▸ **Exercise brief**: Give a faithful, exact copy of all entries, minus the images.

[Records for this exercise]

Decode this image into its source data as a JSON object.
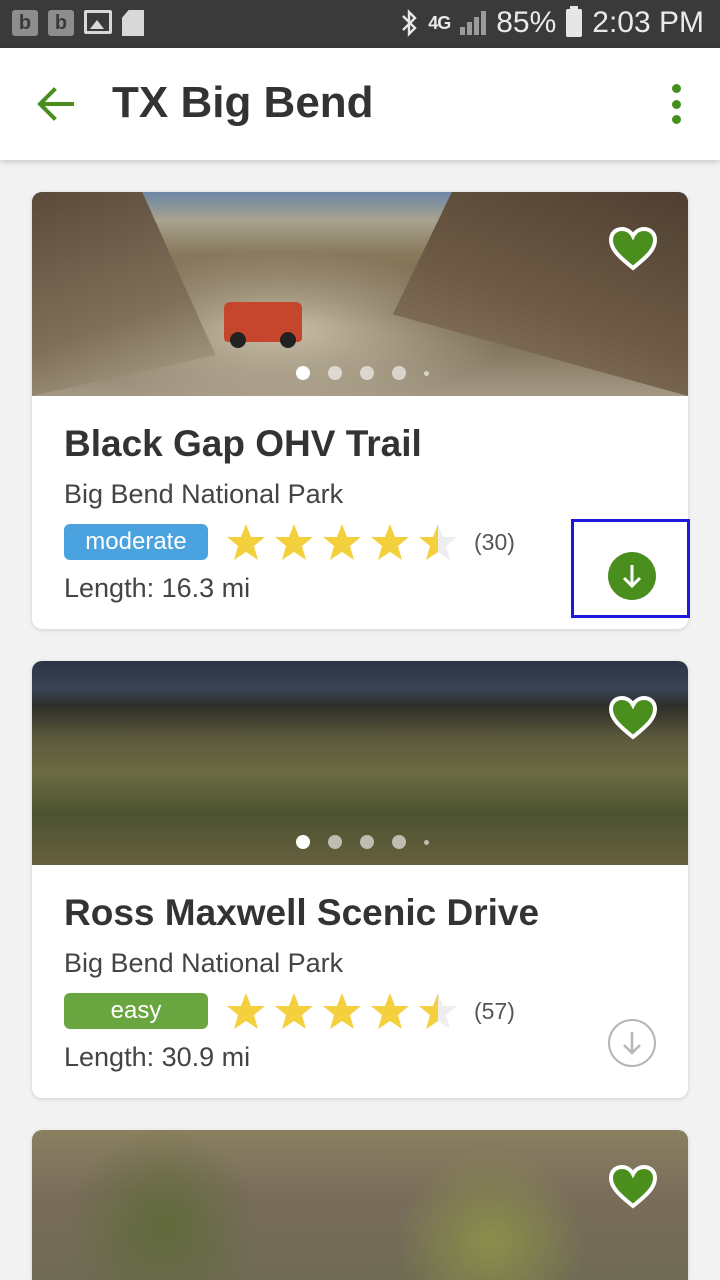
{
  "status_bar": {
    "left_icons": [
      "b",
      "b",
      "image-icon",
      "sd-card-icon"
    ],
    "network": "4G",
    "battery": "85%",
    "time": "2:03 PM"
  },
  "app_bar": {
    "title": "TX Big Bend"
  },
  "colors": {
    "brand_green": "#4a8e1e",
    "moderate": "#4aa3df",
    "easy": "#6aa640",
    "star": "#f4d03f"
  },
  "trails": [
    {
      "name": "Black Gap OHV Trail",
      "park": "Big Bend National Park",
      "difficulty": "moderate",
      "rating": 4.5,
      "reviews": "(30)",
      "length": "Length: 16.3 mi",
      "downloaded": true,
      "favorite": true,
      "photo_count": 5,
      "photo_index": 1
    },
    {
      "name": "Ross Maxwell Scenic Drive",
      "park": "Big Bend National Park",
      "difficulty": "easy",
      "rating": 4.5,
      "reviews": "(57)",
      "length": "Length: 30.9 mi",
      "downloaded": false,
      "favorite": true,
      "photo_count": 5,
      "photo_index": 1
    }
  ]
}
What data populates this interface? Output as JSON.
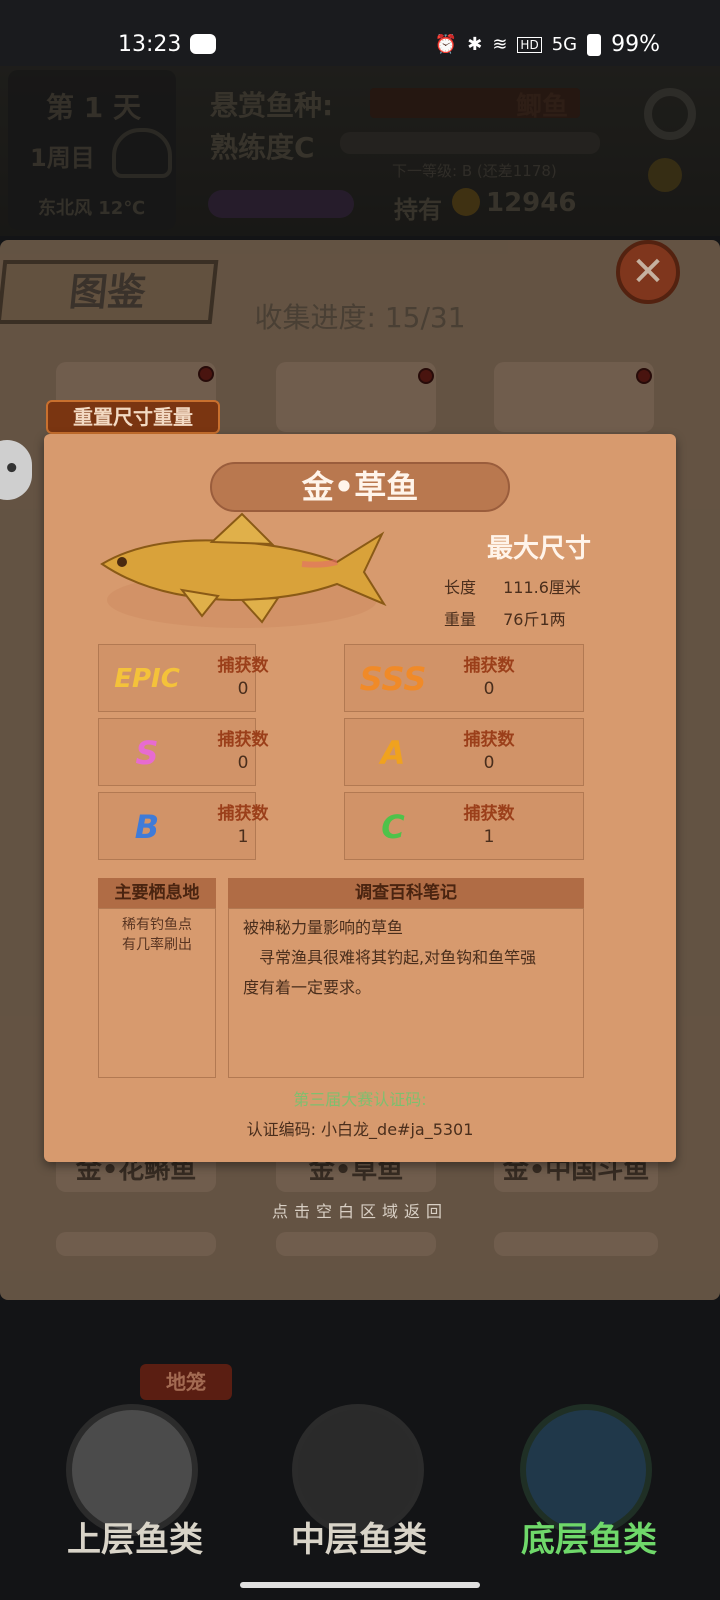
{
  "status_bar": {
    "time": "13:23",
    "battery": "99%",
    "network": "5G"
  },
  "hud": {
    "day": "第 1 天",
    "week": "1周目",
    "wind": "东北风 12℃",
    "bounty_label": "悬赏鱼种:",
    "bounty_fish": "鲫鱼",
    "proficiency": "熟练度C",
    "next_level": "下一等级: B (还差1178)",
    "hold_label": "持有",
    "coins": "12946"
  },
  "collection": {
    "title": "图鉴",
    "progress": "收集进度: 15/31",
    "close": "✕",
    "reset_button": "重置尺寸重量",
    "cards": [
      "金•花鳉鱼",
      "金•草鱼",
      "金•中国斗鱼"
    ]
  },
  "detail": {
    "fish_name": "金•草鱼",
    "max_size_title": "最大尺寸",
    "length_label": "长度",
    "length_value": "111.6厘米",
    "weight_label": "重量",
    "weight_value": "76斤1两",
    "grades": [
      {
        "badge": "EPIC",
        "label": "捕获数",
        "value": "0",
        "color": "#f4c23a"
      },
      {
        "badge": "SSS",
        "label": "捕获数",
        "value": "0",
        "color": "#f08a28"
      },
      {
        "badge": "S",
        "label": "捕获数",
        "value": "0",
        "color": "#e76bd0"
      },
      {
        "badge": "A",
        "label": "捕获数",
        "value": "0",
        "color": "#f0a21e"
      },
      {
        "badge": "B",
        "label": "捕获数",
        "value": "1",
        "color": "#3f7bd8"
      },
      {
        "badge": "C",
        "label": "捕获数",
        "value": "1",
        "color": "#4fc24a"
      }
    ],
    "habitat_title": "主要栖息地",
    "habitat_text": "稀有钓鱼点\n有几率刷出",
    "notes_title": "调查百科笔记",
    "notes_line1": "被神秘力量影响的草鱼",
    "notes_line2": "寻常渔具很难将其钓起,对鱼钩和鱼竿强",
    "notes_line3": "度有着一定要求。",
    "cert_title": "第三届大赛认证码:",
    "cert_code": "认证编码: 小白龙_de#ja_5301"
  },
  "hint": "点击空白区域返回",
  "bottom_nav": {
    "cage": "地笼",
    "upper": "上层鱼类",
    "middle": "中层鱼类",
    "bottom": "底层鱼类"
  }
}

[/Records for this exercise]

▸ **Worked solution**:
Decode this image into its source data as a JSON object.
{
  "status_bar": {
    "left_icons": [
      "b",
      "b",
      "image-icon",
      "sd-card-icon"
    ],
    "network": "4G",
    "battery": "85%",
    "time": "2:03 PM"
  },
  "app_bar": {
    "title": "TX Big Bend"
  },
  "colors": {
    "brand_green": "#4a8e1e",
    "moderate": "#4aa3df",
    "easy": "#6aa640",
    "star": "#f4d03f"
  },
  "trails": [
    {
      "name": "Black Gap OHV Trail",
      "park": "Big Bend National Park",
      "difficulty": "moderate",
      "rating": 4.5,
      "reviews": "(30)",
      "length": "Length: 16.3 mi",
      "downloaded": true,
      "favorite": true,
      "photo_count": 5,
      "photo_index": 1
    },
    {
      "name": "Ross Maxwell Scenic Drive",
      "park": "Big Bend National Park",
      "difficulty": "easy",
      "rating": 4.5,
      "reviews": "(57)",
      "length": "Length: 30.9 mi",
      "downloaded": false,
      "favorite": true,
      "photo_count": 5,
      "photo_index": 1
    }
  ]
}
What data populates this interface? Output as JSON.
{
  "status_bar": {
    "time": "13:23",
    "battery": "99%",
    "network": "5G"
  },
  "hud": {
    "day": "第 1 天",
    "week": "1周目",
    "wind": "东北风 12℃",
    "bounty_label": "悬赏鱼种:",
    "bounty_fish": "鲫鱼",
    "proficiency": "熟练度C",
    "next_level": "下一等级: B (还差1178)",
    "hold_label": "持有",
    "coins": "12946"
  },
  "collection": {
    "title": "图鉴",
    "progress": "收集进度: 15/31",
    "close": "✕",
    "reset_button": "重置尺寸重量",
    "cards": [
      "金•花鳉鱼",
      "金•草鱼",
      "金•中国斗鱼"
    ]
  },
  "detail": {
    "fish_name": "金•草鱼",
    "max_size_title": "最大尺寸",
    "length_label": "长度",
    "length_value": "111.6厘米",
    "weight_label": "重量",
    "weight_value": "76斤1两",
    "grades": [
      {
        "badge": "EPIC",
        "label": "捕获数",
        "value": "0",
        "color": "#f4c23a"
      },
      {
        "badge": "SSS",
        "label": "捕获数",
        "value": "0",
        "color": "#f08a28"
      },
      {
        "badge": "S",
        "label": "捕获数",
        "value": "0",
        "color": "#e76bd0"
      },
      {
        "badge": "A",
        "label": "捕获数",
        "value": "0",
        "color": "#f0a21e"
      },
      {
        "badge": "B",
        "label": "捕获数",
        "value": "1",
        "color": "#3f7bd8"
      },
      {
        "badge": "C",
        "label": "捕获数",
        "value": "1",
        "color": "#4fc24a"
      }
    ],
    "habitat_title": "主要栖息地",
    "habitat_text": "稀有钓鱼点\n有几率刷出",
    "notes_title": "调查百科笔记",
    "notes_line1": "被神秘力量影响的草鱼",
    "notes_line2": "寻常渔具很难将其钓起,对鱼钩和鱼竿强",
    "notes_line3": "度有着一定要求。",
    "cert_title": "第三届大赛认证码:",
    "cert_code": "认证编码: 小白龙_de#ja_5301"
  },
  "hint": "点击空白区域返回",
  "bottom_nav": {
    "cage": "地笼",
    "upper": "上层鱼类",
    "middle": "中层鱼类",
    "bottom": "底层鱼类"
  }
}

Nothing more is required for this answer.